Strategic workplace design: It’s your move

Deciding where you work is a big deal and happily, amongst our community, it is just thata decision. Yet it’s one we still take lightly. A workplace has traditionally been seen as a necessary foundation for business, making everything that involves the space itself a bit of a chore. And admittedly, if you take ‘the workplace’ to be no more than bricks and mortar, office management is deadly dull. The innovator, however, makes a strong case for considering workplace design a strategy for success.

It’s surprising that there hasn’t been a steeper adoption of this philosophy, given how long its value has been evident in business. Frank Lloyd Wright was building on inspiration from human interaction with space in his office designs in the early 1900s. Startups have been flooding to the Valley to harness its hive power since the dot-com boom.

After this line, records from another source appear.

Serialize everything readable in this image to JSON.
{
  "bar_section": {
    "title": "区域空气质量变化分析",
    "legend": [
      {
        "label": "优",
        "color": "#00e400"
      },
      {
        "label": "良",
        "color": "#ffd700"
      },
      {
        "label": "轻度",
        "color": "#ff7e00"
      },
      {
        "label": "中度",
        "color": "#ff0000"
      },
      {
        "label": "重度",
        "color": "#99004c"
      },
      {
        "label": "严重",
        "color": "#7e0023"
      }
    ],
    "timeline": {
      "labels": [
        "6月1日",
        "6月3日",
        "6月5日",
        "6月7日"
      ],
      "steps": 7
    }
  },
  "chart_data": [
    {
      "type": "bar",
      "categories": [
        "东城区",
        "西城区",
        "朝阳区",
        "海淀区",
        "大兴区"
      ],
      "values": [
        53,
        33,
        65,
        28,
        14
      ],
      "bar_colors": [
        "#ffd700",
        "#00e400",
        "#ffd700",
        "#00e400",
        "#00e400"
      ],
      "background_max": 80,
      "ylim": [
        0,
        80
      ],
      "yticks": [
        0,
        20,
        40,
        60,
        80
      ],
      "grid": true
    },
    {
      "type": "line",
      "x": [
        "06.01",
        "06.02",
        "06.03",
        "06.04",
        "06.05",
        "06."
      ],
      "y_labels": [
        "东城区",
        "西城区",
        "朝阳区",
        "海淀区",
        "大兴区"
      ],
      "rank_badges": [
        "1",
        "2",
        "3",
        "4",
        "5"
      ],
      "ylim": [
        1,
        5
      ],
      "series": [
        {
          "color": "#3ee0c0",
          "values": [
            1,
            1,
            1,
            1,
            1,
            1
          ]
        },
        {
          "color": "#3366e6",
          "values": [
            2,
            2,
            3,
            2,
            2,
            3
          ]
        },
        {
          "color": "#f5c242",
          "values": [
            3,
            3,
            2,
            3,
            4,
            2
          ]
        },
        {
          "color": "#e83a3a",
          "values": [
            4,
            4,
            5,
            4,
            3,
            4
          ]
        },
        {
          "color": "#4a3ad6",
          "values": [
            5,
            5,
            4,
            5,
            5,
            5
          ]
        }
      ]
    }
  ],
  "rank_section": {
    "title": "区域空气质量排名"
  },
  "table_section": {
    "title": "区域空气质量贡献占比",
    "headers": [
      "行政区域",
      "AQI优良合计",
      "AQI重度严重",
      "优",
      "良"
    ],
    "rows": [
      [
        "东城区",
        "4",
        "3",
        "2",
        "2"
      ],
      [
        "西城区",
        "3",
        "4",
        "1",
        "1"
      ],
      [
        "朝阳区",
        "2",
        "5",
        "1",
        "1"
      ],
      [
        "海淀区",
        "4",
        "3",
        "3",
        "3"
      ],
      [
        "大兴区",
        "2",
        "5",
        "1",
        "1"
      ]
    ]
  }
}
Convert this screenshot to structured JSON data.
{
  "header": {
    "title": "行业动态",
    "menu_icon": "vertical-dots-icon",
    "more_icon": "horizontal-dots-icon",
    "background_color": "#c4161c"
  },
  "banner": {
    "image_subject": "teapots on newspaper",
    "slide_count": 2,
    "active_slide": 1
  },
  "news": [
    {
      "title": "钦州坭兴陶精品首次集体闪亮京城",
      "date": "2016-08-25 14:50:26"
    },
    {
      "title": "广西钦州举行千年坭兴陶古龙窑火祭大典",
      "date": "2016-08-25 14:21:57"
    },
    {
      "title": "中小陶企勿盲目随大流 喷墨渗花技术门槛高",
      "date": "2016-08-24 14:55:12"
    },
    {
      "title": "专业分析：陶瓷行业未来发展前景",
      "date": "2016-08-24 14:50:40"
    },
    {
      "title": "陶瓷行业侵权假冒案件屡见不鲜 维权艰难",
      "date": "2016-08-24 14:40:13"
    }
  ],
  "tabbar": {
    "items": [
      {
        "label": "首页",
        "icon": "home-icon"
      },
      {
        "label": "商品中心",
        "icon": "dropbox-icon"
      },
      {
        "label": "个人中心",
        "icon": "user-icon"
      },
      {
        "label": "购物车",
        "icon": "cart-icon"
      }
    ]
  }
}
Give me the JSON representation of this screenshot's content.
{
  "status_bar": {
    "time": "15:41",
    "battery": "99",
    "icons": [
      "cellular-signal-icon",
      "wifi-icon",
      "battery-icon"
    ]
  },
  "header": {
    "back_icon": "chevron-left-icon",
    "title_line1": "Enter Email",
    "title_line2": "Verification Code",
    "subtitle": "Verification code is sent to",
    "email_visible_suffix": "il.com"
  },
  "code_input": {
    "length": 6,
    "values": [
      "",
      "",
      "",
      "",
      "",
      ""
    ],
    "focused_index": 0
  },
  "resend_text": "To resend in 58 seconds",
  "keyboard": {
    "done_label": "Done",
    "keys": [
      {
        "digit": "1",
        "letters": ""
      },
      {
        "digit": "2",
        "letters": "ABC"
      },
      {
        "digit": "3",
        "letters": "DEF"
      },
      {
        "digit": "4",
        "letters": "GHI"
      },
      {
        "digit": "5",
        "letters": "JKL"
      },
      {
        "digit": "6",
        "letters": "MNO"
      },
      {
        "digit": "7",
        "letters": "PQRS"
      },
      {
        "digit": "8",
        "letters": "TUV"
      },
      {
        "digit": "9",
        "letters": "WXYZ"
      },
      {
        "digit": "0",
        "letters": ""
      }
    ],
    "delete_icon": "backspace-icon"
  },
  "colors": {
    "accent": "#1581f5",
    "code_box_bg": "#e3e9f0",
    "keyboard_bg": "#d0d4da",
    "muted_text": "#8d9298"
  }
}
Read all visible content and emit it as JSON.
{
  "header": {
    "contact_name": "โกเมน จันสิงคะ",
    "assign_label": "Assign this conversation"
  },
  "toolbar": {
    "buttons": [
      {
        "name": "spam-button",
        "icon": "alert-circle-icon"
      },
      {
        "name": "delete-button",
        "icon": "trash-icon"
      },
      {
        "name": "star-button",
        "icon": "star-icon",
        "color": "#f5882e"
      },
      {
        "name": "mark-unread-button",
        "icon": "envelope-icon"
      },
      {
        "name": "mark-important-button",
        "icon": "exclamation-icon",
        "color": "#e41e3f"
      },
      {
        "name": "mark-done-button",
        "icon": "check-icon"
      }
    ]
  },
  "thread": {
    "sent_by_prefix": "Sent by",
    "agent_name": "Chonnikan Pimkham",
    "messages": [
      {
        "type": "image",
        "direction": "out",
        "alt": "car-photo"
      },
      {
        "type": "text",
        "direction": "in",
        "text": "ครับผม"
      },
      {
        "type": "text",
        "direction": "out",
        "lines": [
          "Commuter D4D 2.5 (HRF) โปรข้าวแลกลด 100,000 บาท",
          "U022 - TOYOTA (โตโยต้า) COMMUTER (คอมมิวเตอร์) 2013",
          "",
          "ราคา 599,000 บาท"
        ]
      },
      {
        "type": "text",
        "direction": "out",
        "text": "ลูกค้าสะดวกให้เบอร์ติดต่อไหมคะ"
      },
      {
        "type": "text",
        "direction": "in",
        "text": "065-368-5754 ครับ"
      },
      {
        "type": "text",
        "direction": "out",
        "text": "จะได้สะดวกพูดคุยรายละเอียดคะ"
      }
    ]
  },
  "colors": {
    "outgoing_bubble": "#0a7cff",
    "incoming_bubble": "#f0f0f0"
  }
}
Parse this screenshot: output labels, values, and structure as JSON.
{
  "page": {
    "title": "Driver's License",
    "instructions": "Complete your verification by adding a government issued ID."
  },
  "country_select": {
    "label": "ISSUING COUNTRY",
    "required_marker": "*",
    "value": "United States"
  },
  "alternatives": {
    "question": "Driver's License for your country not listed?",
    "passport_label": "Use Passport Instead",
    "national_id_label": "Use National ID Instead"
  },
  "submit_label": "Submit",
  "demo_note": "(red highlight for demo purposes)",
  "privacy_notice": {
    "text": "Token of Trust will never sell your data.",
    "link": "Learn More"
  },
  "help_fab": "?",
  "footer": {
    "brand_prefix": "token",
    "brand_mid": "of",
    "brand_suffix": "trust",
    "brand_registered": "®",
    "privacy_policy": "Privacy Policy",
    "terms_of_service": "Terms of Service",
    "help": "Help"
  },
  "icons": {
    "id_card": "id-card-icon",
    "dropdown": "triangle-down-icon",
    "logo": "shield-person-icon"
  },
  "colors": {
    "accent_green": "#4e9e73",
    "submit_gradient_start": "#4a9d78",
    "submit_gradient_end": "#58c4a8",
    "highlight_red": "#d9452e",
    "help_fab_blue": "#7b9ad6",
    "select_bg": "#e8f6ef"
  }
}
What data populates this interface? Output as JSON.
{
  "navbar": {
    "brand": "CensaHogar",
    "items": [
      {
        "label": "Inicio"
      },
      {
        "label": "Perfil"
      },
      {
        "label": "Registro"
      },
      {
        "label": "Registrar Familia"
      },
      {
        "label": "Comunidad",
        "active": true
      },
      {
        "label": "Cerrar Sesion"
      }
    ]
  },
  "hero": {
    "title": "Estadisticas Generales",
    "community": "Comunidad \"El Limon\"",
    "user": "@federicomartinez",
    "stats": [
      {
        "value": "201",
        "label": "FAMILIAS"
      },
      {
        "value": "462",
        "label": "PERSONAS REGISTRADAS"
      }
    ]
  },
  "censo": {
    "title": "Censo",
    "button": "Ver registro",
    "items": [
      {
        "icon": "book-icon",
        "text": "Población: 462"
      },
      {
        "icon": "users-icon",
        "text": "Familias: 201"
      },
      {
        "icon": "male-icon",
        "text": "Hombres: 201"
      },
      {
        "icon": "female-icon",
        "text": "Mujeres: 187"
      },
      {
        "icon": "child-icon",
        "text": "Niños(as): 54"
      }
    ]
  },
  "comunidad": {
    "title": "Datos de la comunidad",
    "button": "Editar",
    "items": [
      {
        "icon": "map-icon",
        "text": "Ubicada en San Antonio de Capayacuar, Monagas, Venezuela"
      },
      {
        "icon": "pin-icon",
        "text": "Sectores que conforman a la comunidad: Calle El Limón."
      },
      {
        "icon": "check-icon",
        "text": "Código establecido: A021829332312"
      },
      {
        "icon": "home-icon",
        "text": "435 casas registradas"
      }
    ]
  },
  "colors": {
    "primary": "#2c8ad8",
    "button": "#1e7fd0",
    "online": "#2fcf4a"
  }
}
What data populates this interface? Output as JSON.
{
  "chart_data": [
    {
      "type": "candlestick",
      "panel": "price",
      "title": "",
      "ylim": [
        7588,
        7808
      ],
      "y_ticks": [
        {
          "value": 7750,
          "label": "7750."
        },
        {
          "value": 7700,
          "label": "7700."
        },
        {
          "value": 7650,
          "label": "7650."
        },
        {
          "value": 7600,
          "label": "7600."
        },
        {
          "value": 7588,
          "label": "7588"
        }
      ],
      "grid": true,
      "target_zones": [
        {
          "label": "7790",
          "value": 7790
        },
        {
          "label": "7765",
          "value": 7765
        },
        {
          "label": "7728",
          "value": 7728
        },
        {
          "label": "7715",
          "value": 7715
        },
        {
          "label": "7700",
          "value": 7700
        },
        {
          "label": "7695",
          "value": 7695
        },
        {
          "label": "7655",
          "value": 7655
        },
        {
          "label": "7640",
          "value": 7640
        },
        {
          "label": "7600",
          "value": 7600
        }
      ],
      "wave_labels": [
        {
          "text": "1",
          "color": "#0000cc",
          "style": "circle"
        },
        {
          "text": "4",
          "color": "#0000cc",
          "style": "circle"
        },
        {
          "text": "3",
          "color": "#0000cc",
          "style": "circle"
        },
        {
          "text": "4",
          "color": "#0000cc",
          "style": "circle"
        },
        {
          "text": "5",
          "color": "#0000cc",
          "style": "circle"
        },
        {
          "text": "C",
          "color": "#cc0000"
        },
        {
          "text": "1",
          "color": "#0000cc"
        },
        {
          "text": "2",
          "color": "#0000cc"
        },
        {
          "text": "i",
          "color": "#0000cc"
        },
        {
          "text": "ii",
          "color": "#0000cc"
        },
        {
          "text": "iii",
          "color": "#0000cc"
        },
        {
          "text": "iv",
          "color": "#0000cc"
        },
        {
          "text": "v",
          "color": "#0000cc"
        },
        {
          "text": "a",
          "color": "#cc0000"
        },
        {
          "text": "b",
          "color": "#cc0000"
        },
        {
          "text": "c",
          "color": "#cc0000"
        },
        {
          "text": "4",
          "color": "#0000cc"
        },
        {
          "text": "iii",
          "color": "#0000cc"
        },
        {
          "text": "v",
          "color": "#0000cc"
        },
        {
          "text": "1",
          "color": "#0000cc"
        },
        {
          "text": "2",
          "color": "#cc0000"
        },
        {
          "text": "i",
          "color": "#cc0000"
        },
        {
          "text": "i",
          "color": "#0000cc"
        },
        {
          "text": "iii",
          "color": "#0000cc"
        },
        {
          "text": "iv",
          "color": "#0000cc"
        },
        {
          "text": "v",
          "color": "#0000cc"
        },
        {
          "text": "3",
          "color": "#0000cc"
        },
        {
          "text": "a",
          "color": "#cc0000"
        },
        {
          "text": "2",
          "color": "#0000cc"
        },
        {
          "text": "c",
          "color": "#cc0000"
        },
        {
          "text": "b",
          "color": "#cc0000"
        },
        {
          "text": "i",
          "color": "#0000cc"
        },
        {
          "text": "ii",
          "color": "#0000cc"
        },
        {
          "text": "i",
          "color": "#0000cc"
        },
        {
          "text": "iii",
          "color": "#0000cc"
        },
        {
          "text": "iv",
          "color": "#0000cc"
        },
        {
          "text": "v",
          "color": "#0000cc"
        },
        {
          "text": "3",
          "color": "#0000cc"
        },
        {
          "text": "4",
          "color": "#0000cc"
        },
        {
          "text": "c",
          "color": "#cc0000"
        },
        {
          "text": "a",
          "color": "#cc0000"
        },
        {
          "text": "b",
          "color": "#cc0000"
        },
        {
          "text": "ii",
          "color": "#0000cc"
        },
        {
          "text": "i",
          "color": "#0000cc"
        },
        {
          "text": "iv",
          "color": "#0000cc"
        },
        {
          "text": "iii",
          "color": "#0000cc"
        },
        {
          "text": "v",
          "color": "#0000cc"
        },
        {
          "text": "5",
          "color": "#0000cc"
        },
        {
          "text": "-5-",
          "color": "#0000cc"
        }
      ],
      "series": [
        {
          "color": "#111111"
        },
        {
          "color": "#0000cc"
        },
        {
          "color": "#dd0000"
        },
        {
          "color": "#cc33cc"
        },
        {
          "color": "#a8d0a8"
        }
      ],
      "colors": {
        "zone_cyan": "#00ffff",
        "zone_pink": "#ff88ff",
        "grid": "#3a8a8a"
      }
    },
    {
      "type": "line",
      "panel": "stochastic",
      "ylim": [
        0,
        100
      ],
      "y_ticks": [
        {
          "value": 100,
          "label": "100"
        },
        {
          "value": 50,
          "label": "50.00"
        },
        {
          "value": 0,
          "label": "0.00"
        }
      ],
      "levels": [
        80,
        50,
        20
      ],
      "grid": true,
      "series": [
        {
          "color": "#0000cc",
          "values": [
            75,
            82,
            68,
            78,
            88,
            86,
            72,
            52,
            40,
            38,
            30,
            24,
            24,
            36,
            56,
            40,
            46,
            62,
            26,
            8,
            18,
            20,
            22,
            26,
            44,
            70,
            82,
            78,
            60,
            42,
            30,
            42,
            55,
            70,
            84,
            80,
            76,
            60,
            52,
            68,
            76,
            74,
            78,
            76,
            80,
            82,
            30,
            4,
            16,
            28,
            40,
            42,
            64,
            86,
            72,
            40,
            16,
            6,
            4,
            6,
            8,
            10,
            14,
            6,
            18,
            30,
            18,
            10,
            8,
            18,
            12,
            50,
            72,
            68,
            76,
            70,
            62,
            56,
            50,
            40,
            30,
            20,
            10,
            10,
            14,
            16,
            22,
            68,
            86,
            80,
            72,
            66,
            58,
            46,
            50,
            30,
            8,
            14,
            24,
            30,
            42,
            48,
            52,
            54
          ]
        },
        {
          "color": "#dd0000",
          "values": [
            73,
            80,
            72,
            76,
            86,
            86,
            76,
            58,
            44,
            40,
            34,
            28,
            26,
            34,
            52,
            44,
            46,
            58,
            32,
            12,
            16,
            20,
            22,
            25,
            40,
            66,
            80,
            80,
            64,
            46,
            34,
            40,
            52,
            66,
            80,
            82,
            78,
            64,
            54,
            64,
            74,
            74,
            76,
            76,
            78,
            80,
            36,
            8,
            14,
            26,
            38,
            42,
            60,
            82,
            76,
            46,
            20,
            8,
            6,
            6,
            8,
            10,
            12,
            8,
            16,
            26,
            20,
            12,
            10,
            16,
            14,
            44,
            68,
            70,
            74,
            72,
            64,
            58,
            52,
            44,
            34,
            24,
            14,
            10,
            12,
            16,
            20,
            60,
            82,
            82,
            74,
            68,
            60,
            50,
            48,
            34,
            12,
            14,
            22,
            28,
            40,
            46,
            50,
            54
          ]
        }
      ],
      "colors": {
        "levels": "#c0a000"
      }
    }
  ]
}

In the case of shopfronts, the strategy of workplace design has never not been a consideration. A shop owner wouldn’t dream of signing a lease on a property without doing their due diligence on the neighbours and their new hood. Then, once they’re in, they’ll continue to toil over window designs and layouts daily to lure in their perfect customer. The space is the core of their brand.

So a workplace can springboard companies to the stars, or throw them into oblivion. In other words, where you choose to build your business will make or break you.

But no pressure.

With fewer obstacles, startups are at a significant advantage over more well-established companies when deciding where to work. Except, of course, when it comes to the money. Aspire though they may, a ten-person IoT team is never going to be able to build their own office with all the benefits of working at Facebook HQ. At least not without selling up.

Even so, once word got out about all the perks the big players are showering their employees with, it became almost obligatory for new startups to turn to bragging about what they’d have on-site in an attempt to draw talent away from the Facebooks and Googles of the world. Since then we’ve heard stories of company restaurants, gadget stores, walls of sweets, play rooms, gyms, in-house saunas, ping pong tables, plants, meditation zones, booze on tap, rooftops, slides, climbing walls, office pets, and almost anything else you could imagine being legally built into a workspace.

The workplace is such an important factor in hiring and inspiring teams that we should no longer be considering these things mere perks at all. Companies that see the workplace for what it has the potential to bepart of their business strategyinvest in purposeful design that inspires creativity, nurtures productivity, and helps to attract and retain the best talent.

In this way, successful founders surround themselves with similarly ambitious people, creating an environment where success breeds success. Recruitment is just one way to achieve that though, which is lucky, because no well-connected startup could afford the burn rate attached to putting every talented individual they meet on their payroll. Building a support network sustainably means spending time in the places where these clever people just happen to congregate; putting your team in the middle of a thriving ecosystem of startups, talent, advisers, investors and early adopters.

This is why coworking exists.

We tap into Google’s workplace experience, on a startup budget. All the advantages of being part of a talented community, with none of the strings, and everything you need to grow.

And so the workplace is changing the way businesses succeed. Whether it’s the neighbours, the address, or the breakout zones and fancy chairs, workplace strategy is an opportunity to build culture internally and establish a reputation based on those brand values. People want to be proud of where they work, and feel empowered every time they walk through the doors. Naturally that’s a far more interesting proposition to us than simply selling you a desk.

see the original on Huckletree’s blog